The Department of Labor has proposed that retirement plans would need to have a new safe harbor process for the electronic delivery of participant notices. This comes as a welcome addition as the old disclosure rules were considered to be outdated by many. According to the new proposal, a retirement plan administrator can now furnish required disclosures to their plan participants and beneficiaries through electronic delivery unless the participants decide to opt out.
It is important to note that this new proposal will not apply to employee welfare benefit plans such as group health plans or disability plans.
What is the New Safe Harbor Method?
The new method utilizes a “notice and access” model where the plan participants and beneficiaries are kept in the loop regarding key information on their plans. This is done by giving them instructions on accessing disclosures and requesting paper copies of them. Under the new method, you can put your fears of ending up with penalties to rest as it not only brings more convenience but transparency as well.
Old Safe Harbor Method?
Those who can’t access documents in the electronic form can go for the 2002 safe harbor method as long as they provide affirmative consent. For employers, the old method tends to be more bothersome as they usually have to distribute the documents on paper.
New Rules for the Employers
The new proposal comes with a few pre-requisites to utilize the new method, such as specifying the timing, content, delivery methods, and standards for the site where the disclosures will be housed. It can only be used for participants with an electronic address such as personal email, work email or even mobile phone numbers.
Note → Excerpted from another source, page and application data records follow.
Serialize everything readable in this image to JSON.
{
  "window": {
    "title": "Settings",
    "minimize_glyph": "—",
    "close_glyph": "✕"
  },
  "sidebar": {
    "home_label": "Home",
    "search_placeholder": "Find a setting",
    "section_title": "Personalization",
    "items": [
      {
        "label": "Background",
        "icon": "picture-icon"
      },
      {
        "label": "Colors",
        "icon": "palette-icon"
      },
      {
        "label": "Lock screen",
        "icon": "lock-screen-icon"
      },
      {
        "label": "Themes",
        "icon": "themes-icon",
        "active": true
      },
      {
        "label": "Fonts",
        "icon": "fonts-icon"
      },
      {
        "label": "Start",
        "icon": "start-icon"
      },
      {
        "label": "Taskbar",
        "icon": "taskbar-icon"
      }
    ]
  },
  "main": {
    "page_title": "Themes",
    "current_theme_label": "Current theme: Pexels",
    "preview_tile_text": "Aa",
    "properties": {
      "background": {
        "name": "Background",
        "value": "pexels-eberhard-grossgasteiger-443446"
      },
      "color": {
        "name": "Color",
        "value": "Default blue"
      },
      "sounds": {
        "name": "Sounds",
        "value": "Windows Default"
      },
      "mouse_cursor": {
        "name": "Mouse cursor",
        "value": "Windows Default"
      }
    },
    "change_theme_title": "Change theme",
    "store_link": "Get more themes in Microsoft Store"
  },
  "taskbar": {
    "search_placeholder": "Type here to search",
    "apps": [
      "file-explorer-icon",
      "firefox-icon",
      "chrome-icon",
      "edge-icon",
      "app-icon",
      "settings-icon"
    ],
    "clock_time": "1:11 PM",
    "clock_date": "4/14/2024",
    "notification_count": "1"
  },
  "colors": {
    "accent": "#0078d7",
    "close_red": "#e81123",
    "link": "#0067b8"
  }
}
As a result, there won’t be any limits to the type of device the information can be accessed on. However, according to the DOL, it is recommended that if smartphone numbers are used for the participant’s condition of employment, then the employer-provided smartphone must come with a data plan.
What Are Some of the Changes?
1) When it comes to covered persons, the new method is much broader in application than the old one as it doesn’t require affirmative consent if participants receive an electronic address from their employer.
2) Covered documents such as the summary plan description, summary annual report and pension benefits statements can be furnished electronically, only when they are required to be or due to specific events such as plan amendments.
ERISA’s Electronic Disclosure Rules